If your new HVAC system was your new car, then your home’s insulation would be the engine, breaks and all the other parts that keep it running as smoothly and efficiently as possible.
HVAC systems are all about efficiency. The older they are, the less efficient they become. Besides age, the other dominant aspect that affects an HVAC system’s efficiency is your home’s insulation. Therefore, in order to maintain a steady indoor temperature, homeowners must insulate their walls, rafters, windows, ducts and other empty gaps in your home's structure.
But that’s not all home insulation does. Continue reading to see all the benefits, types, costs and guidelines to proper home insulation.
Why Insulate A Home
You just spent an arm and a leg to install or repair your HVAC system. Now, you must make sure that it’s experiencing the least possible resistance. That is why proper insulation throughout the house is needed. Otherwise, warm air could escape your home, forcing your HVAC system to work that much harder. As you can imagine, that will always translate into higher energy bills.
Furthermore, poor insulation can also lead to an unhealthy family. Given our most recent winter, it doesn’t look like Mother Nature is easing up anytime soon and even the best HVAC systems can fail when faced with poor insulation. Therefore, improper insulation may not only hurt you wallet, but your family’s health as well.
Where to Insulate
In short, you should insulate any part of the home that is connected to the outside. Some of the following paths are well known, but there a few uncommon paths the average homeowner should consider:
Home Insulation Types
There are a several types of insulation and each one has its own set of advantages and disadvantages.
- Fiberglass Insulation: The most common type of insulation is fiberglass, which can be purchased as batts or loose fill. Batts are generally easier to install since they are blankets of insulation that have been woven together and include a paper or foil moisture barrier. Although fiberglass is relatively inexpensive, it also provides desirable features like resistance to water damage and fire.
- Mineral Wool Insulation: Mineral wool is similar in structure to fiberglass, but it’s more expensive and not as easy to find. In terms of physical appearance, mineral wool can be compared to dusty dryer lint. A disadvantage to using mineral wool is that it settles over time and cakes when wet, which results in less effectiveness for insulation.

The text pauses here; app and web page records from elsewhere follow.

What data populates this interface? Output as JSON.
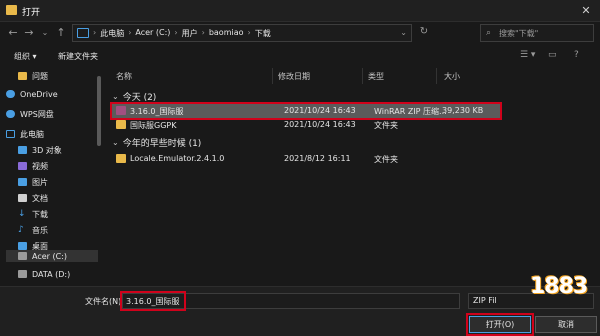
{
  "window": {
    "title": "打开"
  },
  "address": {
    "crumbs": [
      "此电脑",
      "Acer (C:)",
      "用户",
      "baomiao",
      "下载"
    ]
  },
  "search": {
    "placeholder": "搜索\"下载\""
  },
  "command_bar": {
    "organize": "组织 ▾",
    "new_folder": "新建文件夹"
  },
  "sidebar": {
    "items": [
      {
        "label": "问题",
        "icon": "folder-icon",
        "color": "#e9b94a"
      },
      {
        "label": "OneDrive",
        "icon": "cloud-icon",
        "color": "#4a9fe3"
      },
      {
        "label": "WPS网盘",
        "icon": "cloud-icon",
        "color": "#4a9fe3"
      },
      {
        "label": "此电脑",
        "icon": "computer-icon",
        "color": "#4a9fe3"
      },
      {
        "label": "3D 对象",
        "icon": "cube-icon",
        "color": "#4a9fe3"
      },
      {
        "label": "视频",
        "icon": "video-icon",
        "color": "#8a6bd8"
      },
      {
        "label": "图片",
        "icon": "image-icon",
        "color": "#4a9fe3"
      },
      {
        "label": "文档",
        "icon": "document-icon",
        "color": "#d0d0d0"
      },
      {
        "label": "下载",
        "icon": "download-icon",
        "color": "#4a9fe3"
      },
      {
        "label": "音乐",
        "icon": "music-icon",
        "color": "#4a9fe3"
      },
      {
        "label": "桌面",
        "icon": "desktop-icon",
        "color": "#4a9fe3"
      },
      {
        "label": "Acer (C:)",
        "icon": "drive-icon",
        "color": "#9a9a9a"
      },
      {
        "label": "DATA (D:)",
        "icon": "drive-icon",
        "color": "#9a9a9a"
      }
    ]
  },
  "columns": {
    "name": "名称",
    "date": "修改日期",
    "type": "类型",
    "size": "大小"
  },
  "groups": {
    "today": {
      "label": "今天 (2)",
      "files": [
        {
          "name": "3.16.0_国际服",
          "date": "2021/10/24 16:43",
          "type": "WinRAR ZIP 压缩...",
          "size": "39,230 KB",
          "icon": "zip-icon"
        },
        {
          "name": "国际服GGPK",
          "date": "2021/10/24 16:43",
          "type": "文件夹",
          "size": "",
          "icon": "folder-icon"
        }
      ]
    },
    "earlier": {
      "label": "今年的早些时候 (1)",
      "files": [
        {
          "name": "Locale.Emulator.2.4.1.0",
          "date": "2021/8/12 16:11",
          "type": "文件夹",
          "size": "",
          "icon": "folder-icon"
        }
      ]
    }
  },
  "footer": {
    "filename_label": "文件名(N):",
    "filename_value": "3.16.0_国际服",
    "filter": "ZIP Fil",
    "open_label": "打开(O)",
    "cancel_label": "取消"
  },
  "watermark": {
    "text": "1883"
  }
}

- Cellulose Insulation: Cellulose insulation is made from recycled paper. It’s available as a loose fill product and has been treated to resist damage from pests and moisture. However, when moisture absorption occurs, like mineral wool, cellulose becomes compacted, heavy and less effective.

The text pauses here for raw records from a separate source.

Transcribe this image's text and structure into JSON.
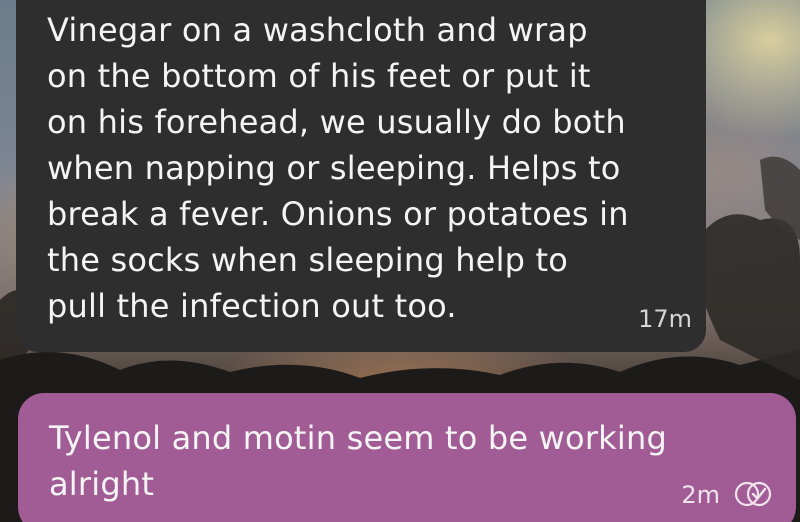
{
  "messages": [
    {
      "direction": "received",
      "text": "Vinegar on a washcloth and wrap\non the bottom of his feet or put it\non his forehead, we usually do both\nwhen napping or sleeping. Helps to\nbreak a fever. Onions or potatoes in\nthe socks when sleeping help to\npull the infection out too.",
      "time": "17m"
    },
    {
      "direction": "sent",
      "text": "Tylenol and motin seem to be working\nalright",
      "time": "2m",
      "status_icon": "read-receipt-icon"
    }
  ],
  "colors": {
    "received_bubble": "#2e2e2e",
    "sent_bubble": "#a25c95",
    "text": "#f4f4f4"
  }
}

- Spray Foam Caution: Touted as a green insulation product, spray foam is a polyurethane product that involves mixing two chemicals that are applied with a hose. While most spray foam can be installed without incident, serious problems, including unpleasant odors, difficulty breathing and health problems can affect homeowners if the job is done incorrectly.
Home Insulation Costs
Before we jump into the costs, it’s important to remember that having a home that is well insulated can translate to tremendous savings on monthly energy bills. The overall costs will vary based on the material and method of insulation used. While many homeowners install their own insulation, it can be helpful to work with a professional who can carefully calculate the needs of the spaces in question. This is especially important if your insulation is subject to local building codes.
After analyzing over 7,500 home insulation projects, we found that the average cost to install home insulation is $1,289.
Your costs will be more extensive if you’re removing old material. In older homes, materials may degrade due to a lack of standards at the time of installation. Cellulose, for example, became very popular in the late 1970s as homeowners took steps to improve household energy costs in the face of the oil embargo. This led to the development of standards for issues like fire resistance and R-values.
Save Money on Home Insulation Installation
Like most projects, homeowners can save a buck or two if they decide to install their insulation themselves. Home insulation is a very doable DIY project, but hiring a contractor does have its benefits.
A professional contractor could save you time and materials. Precise calculations of how much material is needed will produce better energy usage, leading to lower energy costs. Additionally, your insulation professional will leave space around fixtures that could create fire dangers as well.
It’s estimated that anywhere between 50% and 70% of the average American home's energy is used for heating and cooling. That means that up to 70% of your energy bills is tied to your HVAC system and home insulation. If you want to save money on your energy bills, don’t forget about the latter and make sure you have the best home insulation available.